▸ What you need to do:
Could you find every line in the records below that contains the word "Расчеты" and copy it?

Segment Start: Supplied entries

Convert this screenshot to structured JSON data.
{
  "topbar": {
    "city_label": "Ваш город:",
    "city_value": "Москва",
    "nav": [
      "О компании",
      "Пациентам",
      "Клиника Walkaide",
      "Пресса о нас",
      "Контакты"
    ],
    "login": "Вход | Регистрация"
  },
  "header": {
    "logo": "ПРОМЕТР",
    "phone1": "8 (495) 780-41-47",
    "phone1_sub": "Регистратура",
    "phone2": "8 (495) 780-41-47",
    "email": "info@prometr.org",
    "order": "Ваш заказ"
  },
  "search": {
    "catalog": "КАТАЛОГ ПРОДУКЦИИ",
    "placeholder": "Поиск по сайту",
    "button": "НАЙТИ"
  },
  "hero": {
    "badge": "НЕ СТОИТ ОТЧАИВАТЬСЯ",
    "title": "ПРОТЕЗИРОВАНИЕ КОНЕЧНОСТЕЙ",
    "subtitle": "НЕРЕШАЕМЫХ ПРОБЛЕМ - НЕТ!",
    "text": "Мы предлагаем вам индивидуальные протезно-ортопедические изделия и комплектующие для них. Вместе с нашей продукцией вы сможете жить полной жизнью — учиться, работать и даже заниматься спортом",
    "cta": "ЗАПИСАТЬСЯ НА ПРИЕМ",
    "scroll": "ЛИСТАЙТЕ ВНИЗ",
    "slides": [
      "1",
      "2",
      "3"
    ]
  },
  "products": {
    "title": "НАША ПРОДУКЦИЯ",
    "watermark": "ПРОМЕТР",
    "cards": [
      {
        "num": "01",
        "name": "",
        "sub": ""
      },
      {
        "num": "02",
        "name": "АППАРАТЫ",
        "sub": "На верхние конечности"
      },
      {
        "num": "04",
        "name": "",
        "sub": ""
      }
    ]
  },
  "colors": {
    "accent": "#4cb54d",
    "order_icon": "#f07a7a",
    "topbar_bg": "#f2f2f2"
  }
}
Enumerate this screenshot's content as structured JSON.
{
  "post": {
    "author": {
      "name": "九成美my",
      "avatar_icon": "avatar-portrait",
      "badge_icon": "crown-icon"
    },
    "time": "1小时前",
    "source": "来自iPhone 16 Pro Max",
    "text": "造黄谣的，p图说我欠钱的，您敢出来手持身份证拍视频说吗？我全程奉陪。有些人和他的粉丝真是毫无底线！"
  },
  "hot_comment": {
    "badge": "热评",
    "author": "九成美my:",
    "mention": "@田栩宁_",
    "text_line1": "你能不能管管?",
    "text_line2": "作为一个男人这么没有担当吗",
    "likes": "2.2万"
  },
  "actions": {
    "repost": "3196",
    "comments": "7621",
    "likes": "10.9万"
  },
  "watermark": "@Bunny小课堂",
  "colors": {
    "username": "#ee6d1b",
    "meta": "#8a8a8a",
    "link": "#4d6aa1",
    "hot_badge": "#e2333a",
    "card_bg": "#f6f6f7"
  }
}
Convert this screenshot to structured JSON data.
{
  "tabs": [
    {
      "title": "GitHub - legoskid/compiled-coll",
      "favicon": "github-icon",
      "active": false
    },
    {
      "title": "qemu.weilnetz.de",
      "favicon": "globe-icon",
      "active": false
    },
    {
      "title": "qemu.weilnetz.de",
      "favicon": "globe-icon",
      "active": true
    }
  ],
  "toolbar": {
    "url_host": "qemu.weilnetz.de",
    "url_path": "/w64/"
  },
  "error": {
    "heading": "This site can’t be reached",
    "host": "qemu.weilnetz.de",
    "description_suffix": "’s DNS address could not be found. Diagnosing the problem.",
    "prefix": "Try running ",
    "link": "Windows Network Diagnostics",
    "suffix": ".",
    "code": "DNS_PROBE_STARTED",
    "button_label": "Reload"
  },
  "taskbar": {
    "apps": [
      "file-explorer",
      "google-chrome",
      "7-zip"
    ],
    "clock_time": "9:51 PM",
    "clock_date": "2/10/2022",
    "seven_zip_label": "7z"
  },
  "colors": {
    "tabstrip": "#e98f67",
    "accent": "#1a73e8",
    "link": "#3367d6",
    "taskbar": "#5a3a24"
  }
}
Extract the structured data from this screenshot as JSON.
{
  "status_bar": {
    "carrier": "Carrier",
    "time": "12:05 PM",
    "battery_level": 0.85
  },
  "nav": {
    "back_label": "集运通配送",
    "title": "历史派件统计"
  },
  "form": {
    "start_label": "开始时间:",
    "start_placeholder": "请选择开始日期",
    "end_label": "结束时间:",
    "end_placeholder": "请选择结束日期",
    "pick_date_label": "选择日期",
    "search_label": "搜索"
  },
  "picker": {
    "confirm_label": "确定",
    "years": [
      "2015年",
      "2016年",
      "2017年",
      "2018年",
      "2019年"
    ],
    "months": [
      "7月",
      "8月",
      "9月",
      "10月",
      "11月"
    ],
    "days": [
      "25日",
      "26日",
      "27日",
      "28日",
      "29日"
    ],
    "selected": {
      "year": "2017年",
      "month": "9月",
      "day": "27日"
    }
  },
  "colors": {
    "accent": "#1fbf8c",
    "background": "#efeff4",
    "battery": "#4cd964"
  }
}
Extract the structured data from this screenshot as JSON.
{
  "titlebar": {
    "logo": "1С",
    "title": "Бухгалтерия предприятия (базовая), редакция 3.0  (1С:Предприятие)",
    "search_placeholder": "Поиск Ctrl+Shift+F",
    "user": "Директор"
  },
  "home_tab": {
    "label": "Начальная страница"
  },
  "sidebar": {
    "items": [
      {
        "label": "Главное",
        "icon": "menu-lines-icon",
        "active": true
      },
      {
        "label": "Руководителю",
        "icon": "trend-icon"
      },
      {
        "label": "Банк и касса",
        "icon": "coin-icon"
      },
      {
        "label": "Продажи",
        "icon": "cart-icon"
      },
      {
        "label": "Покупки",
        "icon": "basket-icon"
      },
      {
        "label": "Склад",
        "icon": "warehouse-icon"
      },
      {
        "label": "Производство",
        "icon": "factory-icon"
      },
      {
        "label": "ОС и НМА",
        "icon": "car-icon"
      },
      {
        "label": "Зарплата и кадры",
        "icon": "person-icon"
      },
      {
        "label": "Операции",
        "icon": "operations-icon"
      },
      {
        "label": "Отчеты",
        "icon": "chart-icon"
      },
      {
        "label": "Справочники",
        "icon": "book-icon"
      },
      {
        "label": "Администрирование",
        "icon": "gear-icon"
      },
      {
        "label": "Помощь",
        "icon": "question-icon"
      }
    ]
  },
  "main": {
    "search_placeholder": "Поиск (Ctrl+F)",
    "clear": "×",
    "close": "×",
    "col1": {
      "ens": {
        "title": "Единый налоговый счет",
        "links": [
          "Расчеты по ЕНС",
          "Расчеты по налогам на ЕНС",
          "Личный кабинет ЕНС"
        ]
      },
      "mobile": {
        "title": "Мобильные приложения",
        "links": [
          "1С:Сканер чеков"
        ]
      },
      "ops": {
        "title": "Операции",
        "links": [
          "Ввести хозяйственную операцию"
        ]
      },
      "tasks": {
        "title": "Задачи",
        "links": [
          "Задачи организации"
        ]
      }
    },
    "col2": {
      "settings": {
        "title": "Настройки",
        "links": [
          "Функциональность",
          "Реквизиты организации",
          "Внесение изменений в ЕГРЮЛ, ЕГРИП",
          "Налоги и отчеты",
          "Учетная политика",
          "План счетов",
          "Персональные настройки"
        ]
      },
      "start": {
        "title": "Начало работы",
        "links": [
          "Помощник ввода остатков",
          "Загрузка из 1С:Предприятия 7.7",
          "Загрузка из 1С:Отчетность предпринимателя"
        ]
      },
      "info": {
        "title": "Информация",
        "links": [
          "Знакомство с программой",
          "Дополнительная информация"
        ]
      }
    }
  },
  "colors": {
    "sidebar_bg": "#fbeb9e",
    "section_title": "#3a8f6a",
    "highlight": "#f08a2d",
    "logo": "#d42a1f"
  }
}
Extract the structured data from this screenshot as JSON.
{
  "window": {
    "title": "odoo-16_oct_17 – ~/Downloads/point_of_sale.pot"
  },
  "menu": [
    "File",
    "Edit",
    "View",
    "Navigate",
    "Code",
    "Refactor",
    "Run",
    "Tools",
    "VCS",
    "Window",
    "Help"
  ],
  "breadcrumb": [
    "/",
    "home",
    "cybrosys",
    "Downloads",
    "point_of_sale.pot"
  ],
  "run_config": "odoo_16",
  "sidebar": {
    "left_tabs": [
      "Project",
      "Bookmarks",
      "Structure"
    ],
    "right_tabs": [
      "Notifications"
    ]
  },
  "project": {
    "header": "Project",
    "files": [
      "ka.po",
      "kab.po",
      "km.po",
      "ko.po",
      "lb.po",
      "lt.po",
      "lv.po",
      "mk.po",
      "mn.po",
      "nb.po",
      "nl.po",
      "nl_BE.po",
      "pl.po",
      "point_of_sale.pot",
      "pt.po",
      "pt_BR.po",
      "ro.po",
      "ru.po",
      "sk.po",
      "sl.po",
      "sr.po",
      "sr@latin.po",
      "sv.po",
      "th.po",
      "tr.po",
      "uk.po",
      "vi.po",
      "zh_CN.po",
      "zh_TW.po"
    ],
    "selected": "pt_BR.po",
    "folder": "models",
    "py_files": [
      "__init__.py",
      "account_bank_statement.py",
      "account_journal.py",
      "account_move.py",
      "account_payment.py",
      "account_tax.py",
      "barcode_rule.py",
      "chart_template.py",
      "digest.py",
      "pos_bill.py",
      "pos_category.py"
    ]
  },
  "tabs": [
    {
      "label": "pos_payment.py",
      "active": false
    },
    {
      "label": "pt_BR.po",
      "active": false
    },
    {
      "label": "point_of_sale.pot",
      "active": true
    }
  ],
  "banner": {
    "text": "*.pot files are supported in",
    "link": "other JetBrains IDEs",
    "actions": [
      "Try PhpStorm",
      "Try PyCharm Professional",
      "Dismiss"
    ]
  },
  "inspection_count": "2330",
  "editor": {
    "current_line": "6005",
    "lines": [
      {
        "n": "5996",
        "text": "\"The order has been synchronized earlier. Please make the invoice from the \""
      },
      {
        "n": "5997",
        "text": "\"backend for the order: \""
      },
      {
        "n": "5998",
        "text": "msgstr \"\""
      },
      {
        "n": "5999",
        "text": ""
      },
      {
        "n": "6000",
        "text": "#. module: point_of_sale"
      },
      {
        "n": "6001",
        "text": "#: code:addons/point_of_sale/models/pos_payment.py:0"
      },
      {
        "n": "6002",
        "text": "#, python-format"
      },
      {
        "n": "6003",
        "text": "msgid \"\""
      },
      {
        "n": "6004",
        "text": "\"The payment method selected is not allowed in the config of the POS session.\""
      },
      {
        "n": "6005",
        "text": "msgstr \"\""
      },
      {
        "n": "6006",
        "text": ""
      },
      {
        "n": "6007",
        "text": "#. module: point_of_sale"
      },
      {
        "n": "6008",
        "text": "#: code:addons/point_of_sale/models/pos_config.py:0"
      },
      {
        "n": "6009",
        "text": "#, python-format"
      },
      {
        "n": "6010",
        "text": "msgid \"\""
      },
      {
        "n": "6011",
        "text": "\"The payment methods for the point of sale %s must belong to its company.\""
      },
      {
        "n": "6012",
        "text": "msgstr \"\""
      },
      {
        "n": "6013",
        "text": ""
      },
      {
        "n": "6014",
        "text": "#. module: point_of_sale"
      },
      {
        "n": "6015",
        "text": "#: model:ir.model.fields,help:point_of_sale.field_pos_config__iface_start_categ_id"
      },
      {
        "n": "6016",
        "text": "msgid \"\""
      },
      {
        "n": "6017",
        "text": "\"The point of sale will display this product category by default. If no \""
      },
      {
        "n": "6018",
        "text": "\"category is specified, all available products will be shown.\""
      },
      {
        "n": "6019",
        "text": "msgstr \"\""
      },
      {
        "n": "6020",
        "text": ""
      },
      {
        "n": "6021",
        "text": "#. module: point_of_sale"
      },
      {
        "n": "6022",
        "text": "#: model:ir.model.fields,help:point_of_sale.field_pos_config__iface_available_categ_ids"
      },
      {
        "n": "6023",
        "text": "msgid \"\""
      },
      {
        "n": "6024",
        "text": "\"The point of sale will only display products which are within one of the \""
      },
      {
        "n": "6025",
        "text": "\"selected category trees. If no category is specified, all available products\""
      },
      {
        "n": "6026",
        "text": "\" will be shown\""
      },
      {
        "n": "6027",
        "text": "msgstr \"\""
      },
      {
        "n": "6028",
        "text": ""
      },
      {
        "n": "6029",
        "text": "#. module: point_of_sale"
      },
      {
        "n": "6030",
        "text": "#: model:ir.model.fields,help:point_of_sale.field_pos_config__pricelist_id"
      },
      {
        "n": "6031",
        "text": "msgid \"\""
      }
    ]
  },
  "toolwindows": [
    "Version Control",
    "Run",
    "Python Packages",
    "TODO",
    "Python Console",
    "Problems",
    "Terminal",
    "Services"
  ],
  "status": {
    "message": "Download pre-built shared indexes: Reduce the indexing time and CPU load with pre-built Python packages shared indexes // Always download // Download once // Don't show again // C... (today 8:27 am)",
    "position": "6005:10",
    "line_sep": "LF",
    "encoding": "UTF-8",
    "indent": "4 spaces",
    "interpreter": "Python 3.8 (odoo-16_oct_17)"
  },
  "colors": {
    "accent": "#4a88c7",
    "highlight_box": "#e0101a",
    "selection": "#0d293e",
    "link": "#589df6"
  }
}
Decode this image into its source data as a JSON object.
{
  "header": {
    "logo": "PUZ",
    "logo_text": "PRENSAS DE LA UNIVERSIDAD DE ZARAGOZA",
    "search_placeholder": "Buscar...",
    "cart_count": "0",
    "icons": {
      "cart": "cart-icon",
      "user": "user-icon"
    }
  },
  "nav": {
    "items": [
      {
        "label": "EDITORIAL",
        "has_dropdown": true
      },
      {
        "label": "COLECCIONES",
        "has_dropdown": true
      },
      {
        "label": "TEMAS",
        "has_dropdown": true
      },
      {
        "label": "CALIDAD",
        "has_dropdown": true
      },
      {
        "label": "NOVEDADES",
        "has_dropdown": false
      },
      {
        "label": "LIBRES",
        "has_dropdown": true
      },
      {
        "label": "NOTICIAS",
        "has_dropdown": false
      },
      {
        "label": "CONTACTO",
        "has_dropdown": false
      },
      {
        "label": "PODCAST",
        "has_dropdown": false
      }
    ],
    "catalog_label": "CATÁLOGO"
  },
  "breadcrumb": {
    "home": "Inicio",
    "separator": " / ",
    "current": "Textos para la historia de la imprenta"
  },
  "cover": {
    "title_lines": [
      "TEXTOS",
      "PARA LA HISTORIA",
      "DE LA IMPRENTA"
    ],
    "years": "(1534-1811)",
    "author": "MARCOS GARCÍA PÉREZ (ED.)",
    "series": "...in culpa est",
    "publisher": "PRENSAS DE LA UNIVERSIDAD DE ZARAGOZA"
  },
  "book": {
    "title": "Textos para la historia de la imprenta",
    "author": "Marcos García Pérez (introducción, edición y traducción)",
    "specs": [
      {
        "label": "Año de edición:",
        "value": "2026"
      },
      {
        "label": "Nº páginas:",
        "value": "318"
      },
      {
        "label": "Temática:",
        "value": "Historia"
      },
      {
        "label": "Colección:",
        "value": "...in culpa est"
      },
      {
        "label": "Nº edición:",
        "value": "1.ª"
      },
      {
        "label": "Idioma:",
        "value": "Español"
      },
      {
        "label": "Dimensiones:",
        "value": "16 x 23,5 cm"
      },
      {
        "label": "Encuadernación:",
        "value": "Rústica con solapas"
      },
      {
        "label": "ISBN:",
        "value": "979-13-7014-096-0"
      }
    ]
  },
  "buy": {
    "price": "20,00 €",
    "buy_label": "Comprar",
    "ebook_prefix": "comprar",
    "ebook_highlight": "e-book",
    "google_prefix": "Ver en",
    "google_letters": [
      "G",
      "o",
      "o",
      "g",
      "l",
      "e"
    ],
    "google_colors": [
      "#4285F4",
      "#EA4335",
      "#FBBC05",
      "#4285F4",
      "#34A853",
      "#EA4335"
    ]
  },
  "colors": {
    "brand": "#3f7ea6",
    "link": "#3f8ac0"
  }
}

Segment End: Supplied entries

▸ Result of the task:
          "Расчеты по ЕНС",
          "Расчеты по налогам на ЕНС",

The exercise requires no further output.